Now, BMC can tell exactly how much water reaches your ward
The civic body’s plan to determine exactly how much water reaches your home has achieved a significant milestone with the completion of the second phase of the water audit project to check wastage of water, reports Poorvi Kulkarni.mumbai Updated: Apr 14, 2013 00:28 IST
The civic body’s plan to determine exactly how much water reaches your home has achieved a significant milestone with the completion of the second phase of the water audit project to check wastage of water.
In this phase, the BMC has completed the installation of 182 bulk flow meters, which will give hourly readings of the quantity of water released from pipelines, and the demarcation of DMZs which are supply zones earmarked to ascertain the amount of water supplied to each ward.
“254 such zones have been identified and the bulk flow meters that have been installed are giving out readings of the amount of water supplied in these zones. But due to on-site problems, there are still a couple of flow meters that would be relocated soon,” said a senior civic official from the BMC’s hydraulic engineer’s department.

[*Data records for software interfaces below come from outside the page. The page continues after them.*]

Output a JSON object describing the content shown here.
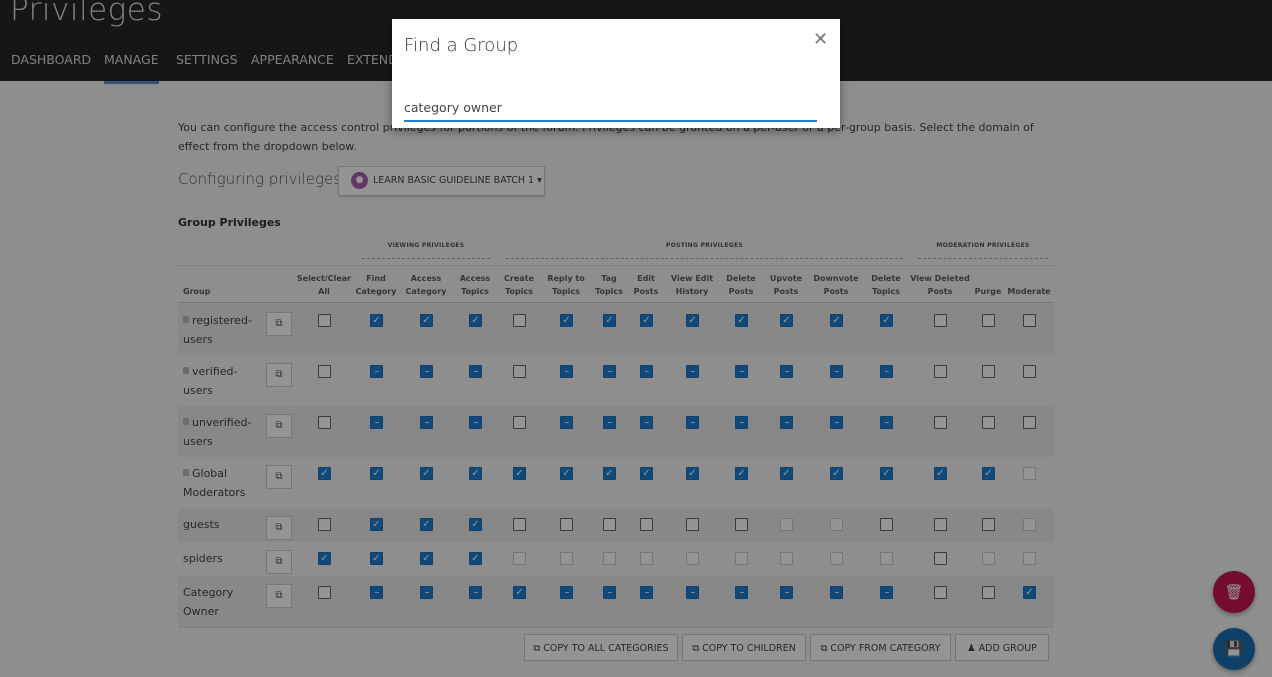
{
  "page": {
    "title": "Privileges"
  },
  "nav": {
    "items": [
      "DASHBOARD",
      "MANAGE",
      "SETTINGS",
      "APPEARANCE",
      "EXTEND"
    ],
    "active": "MANAGE"
  },
  "intro": {
    "text": "You can configure the access control privileges for portions of the forum. Privileges can be granted on a per-user or a per-group basis. Select the domain of effect from the dropdown below."
  },
  "config": {
    "label": "Configuring privileges for",
    "category": "LEARN BASIC GUIDELINE BATCH 1"
  },
  "section": {
    "title": "Group Privileges"
  },
  "groups": {
    "viewing": "VIEWING PRIVILEGES",
    "posting": "POSTING PRIVILEGES",
    "moderation": "MODERATION PRIVILEGES"
  },
  "columns": {
    "group": "Group",
    "select_all": [
      "Select/Clear",
      "All"
    ],
    "find_category": [
      "Find",
      "Category"
    ],
    "access_category": [
      "Access",
      "Category"
    ],
    "access_topics": [
      "Access",
      "Topics"
    ],
    "create_topics": [
      "Create",
      "Topics"
    ],
    "reply_topics": [
      "Reply to",
      "Topics"
    ],
    "tag_topics": [
      "Tag",
      "Topics"
    ],
    "edit_posts": [
      "Edit",
      "Posts"
    ],
    "view_edit_history": [
      "View Edit",
      "History"
    ],
    "delete_posts": [
      "Delete",
      "Posts"
    ],
    "upvote_posts": [
      "Upvote",
      "Posts"
    ],
    "downvote_posts": [
      "Downvote",
      "Posts"
    ],
    "delete_topics": [
      "Delete",
      "Topics"
    ],
    "view_deleted_posts": [
      "View Deleted",
      "Posts"
    ],
    "purge": [
      "",
      "Purge"
    ],
    "moderate": [
      "",
      "Moderate"
    ]
  },
  "rows": [
    {
      "name": [
        "registered-",
        "users"
      ],
      "locked": true,
      "states": [
        "off",
        "on",
        "on",
        "on",
        "off",
        "on",
        "on",
        "on",
        "on",
        "on",
        "on",
        "on",
        "on",
        "off",
        "off",
        "off"
      ]
    },
    {
      "name": [
        "verified-",
        "users"
      ],
      "locked": true,
      "states": [
        "off",
        "ind",
        "ind",
        "ind",
        "off",
        "ind",
        "ind",
        "ind",
        "ind",
        "ind",
        "ind",
        "ind",
        "ind",
        "off",
        "off",
        "off"
      ]
    },
    {
      "name": [
        "unverified-",
        "users"
      ],
      "locked": true,
      "states": [
        "off",
        "ind",
        "ind",
        "ind",
        "off",
        "ind",
        "ind",
        "ind",
        "ind",
        "ind",
        "ind",
        "ind",
        "ind",
        "off",
        "off",
        "off"
      ]
    },
    {
      "name": [
        "Global",
        "Moderators"
      ],
      "locked": true,
      "states": [
        "on",
        "on",
        "on",
        "on",
        "on",
        "on",
        "on",
        "on",
        "on",
        "on",
        "on",
        "on",
        "on",
        "on",
        "on",
        "dis"
      ]
    },
    {
      "name": [
        "guests",
        ""
      ],
      "locked": false,
      "states": [
        "off",
        "on",
        "on",
        "on",
        "off",
        "off",
        "off",
        "off",
        "off",
        "off",
        "dis",
        "dis",
        "off",
        "off",
        "off",
        "dis"
      ]
    },
    {
      "name": [
        "spiders",
        ""
      ],
      "locked": false,
      "states": [
        "on",
        "on",
        "on",
        "on",
        "dis",
        "dis",
        "dis",
        "dis",
        "dis",
        "dis",
        "dis",
        "dis",
        "dis",
        "off",
        "dis",
        "dis"
      ]
    },
    {
      "name": [
        "Category",
        "Owner"
      ],
      "locked": false,
      "states": [
        "off",
        "ind",
        "ind",
        "ind",
        "on",
        "ind",
        "ind",
        "ind",
        "ind",
        "ind",
        "ind",
        "ind",
        "ind",
        "off",
        "off",
        "on"
      ]
    }
  ],
  "footer": {
    "copy_all": "COPY TO ALL CATEGORIES",
    "copy_children": "COPY TO CHILDREN",
    "copy_from": "COPY FROM CATEGORY",
    "add_group": "ADD GROUP"
  },
  "icons": {
    "copy": "copy-icon",
    "trash": "trash-icon",
    "save": "save-icon",
    "users": "users-icon",
    "close": "close-icon",
    "lock": "lock-icon"
  },
  "colors": {
    "accent": "#1e7fd4",
    "delete_fab": "#c9174f",
    "save_fab": "#1b6fb5"
  },
  "modal": {
    "title": "Find a Group",
    "input_value": "category owner"
  }
}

HT had reported in November that the BMC had started compiling flow meter readings for supply zones in three wards (B – Mandvi, Umerkhadi and Dongri; H West – Bandra West, Khar West, and Santacruz West and T - Mulund) to determine the amount of water supplied to these wards as supply zones in these wards had been earmarked.
However, the challenge of metering consumer connections still threatens the completion of the audit. “We are now in the process of tagging the consumer connections to each supply zone so that installation of new consumer meters can be systematically undertaken,” said the official.

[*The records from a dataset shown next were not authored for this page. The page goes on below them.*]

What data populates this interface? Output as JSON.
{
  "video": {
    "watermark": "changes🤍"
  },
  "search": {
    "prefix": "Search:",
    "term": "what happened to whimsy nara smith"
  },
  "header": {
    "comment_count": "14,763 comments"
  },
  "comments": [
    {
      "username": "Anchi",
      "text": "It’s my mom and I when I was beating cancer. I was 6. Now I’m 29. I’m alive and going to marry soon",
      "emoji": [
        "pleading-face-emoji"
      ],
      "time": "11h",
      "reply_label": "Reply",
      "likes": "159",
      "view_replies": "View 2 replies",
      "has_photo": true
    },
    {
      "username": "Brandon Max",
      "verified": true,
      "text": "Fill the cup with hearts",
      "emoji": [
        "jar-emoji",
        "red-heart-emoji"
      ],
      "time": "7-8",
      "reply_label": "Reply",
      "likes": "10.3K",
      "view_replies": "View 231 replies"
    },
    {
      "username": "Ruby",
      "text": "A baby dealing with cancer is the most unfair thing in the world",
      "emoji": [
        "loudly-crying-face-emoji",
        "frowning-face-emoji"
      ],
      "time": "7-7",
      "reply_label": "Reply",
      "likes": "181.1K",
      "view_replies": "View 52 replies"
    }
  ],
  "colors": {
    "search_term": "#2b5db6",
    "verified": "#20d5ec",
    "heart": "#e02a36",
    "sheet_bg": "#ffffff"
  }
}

The BMC is still in the process of surveying unmetered connections in South Mumbai and is yet to procure consumer water meters to be installed across the city. Officials admit that installing new consumer meters and ensuring that meters are functional are the most difficult stages of the project. As planned, only after accurate measurement of water consumption is complete can the difference between the amount of water supplied to each ward and the amount used by citizens be determined to know the exact quantity of water lost.